Assigned task:
Please tally how many lines in the entries below include the word "name", giving only the number.

Dataset entries:
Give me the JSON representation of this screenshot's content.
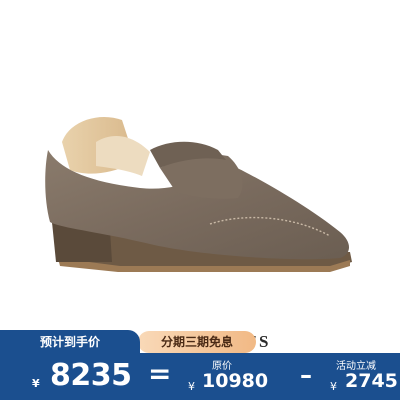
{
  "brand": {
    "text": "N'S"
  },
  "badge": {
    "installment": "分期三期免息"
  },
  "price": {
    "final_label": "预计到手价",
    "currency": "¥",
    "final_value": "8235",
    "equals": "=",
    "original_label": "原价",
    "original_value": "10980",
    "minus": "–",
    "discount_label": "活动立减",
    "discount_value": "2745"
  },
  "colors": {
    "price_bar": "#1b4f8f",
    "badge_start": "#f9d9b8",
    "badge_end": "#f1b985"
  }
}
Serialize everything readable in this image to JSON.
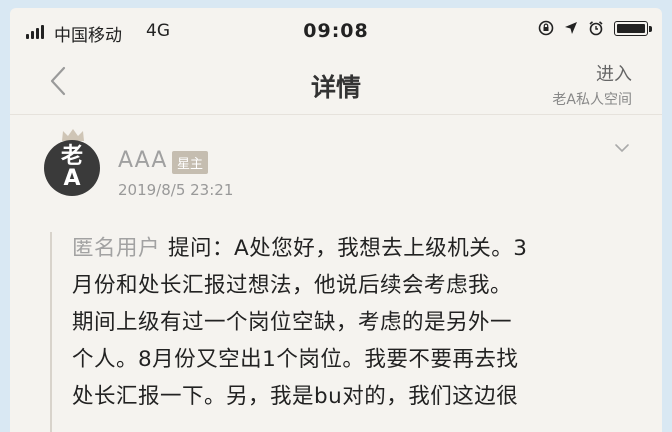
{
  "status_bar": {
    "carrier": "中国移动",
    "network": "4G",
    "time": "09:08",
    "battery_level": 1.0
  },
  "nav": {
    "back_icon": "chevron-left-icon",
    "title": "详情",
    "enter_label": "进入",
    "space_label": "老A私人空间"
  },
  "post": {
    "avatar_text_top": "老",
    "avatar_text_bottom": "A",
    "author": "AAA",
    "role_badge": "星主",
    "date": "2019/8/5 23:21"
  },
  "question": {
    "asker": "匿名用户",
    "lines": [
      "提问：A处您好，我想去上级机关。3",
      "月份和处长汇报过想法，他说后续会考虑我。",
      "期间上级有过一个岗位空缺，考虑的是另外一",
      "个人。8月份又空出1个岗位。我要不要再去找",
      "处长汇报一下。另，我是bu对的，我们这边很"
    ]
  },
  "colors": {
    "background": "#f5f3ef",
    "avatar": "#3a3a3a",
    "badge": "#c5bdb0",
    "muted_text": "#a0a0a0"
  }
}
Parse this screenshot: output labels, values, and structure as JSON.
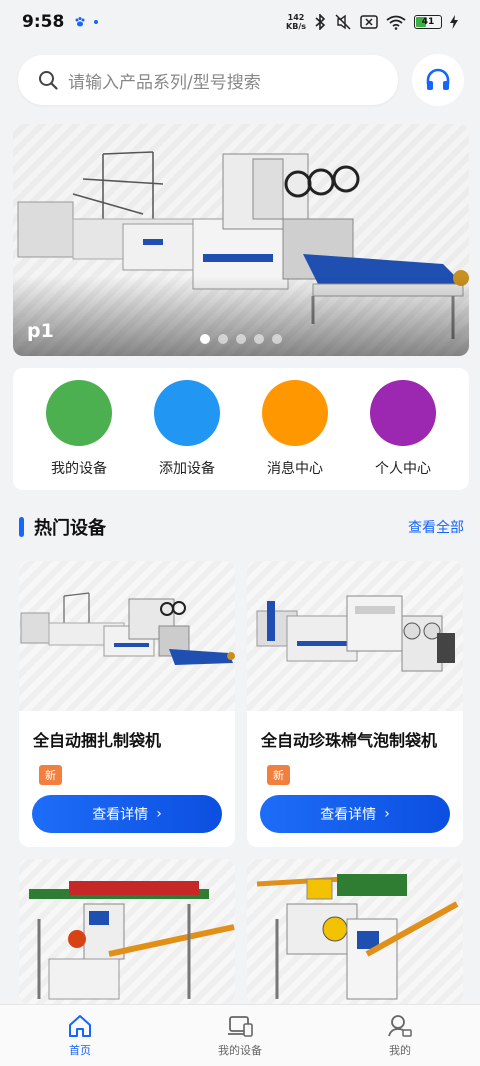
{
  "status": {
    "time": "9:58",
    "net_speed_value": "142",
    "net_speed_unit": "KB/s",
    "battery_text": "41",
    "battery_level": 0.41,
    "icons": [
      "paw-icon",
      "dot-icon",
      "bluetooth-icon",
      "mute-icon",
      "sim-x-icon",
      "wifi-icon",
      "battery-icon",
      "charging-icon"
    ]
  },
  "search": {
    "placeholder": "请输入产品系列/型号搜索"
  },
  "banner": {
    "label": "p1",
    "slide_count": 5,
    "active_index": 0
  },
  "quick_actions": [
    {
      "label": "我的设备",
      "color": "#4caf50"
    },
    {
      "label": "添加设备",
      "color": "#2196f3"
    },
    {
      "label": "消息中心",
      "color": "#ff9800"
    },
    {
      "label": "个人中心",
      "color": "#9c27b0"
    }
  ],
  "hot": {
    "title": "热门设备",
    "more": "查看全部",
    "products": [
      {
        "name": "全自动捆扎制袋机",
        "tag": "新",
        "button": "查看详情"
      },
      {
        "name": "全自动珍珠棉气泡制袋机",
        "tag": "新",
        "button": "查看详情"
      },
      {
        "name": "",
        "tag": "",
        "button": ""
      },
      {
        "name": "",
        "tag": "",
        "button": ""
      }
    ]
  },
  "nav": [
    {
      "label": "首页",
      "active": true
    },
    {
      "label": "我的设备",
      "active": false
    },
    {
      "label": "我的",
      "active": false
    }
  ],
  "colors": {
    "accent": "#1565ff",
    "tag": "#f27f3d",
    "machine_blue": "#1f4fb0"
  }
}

Answer to the problem:
4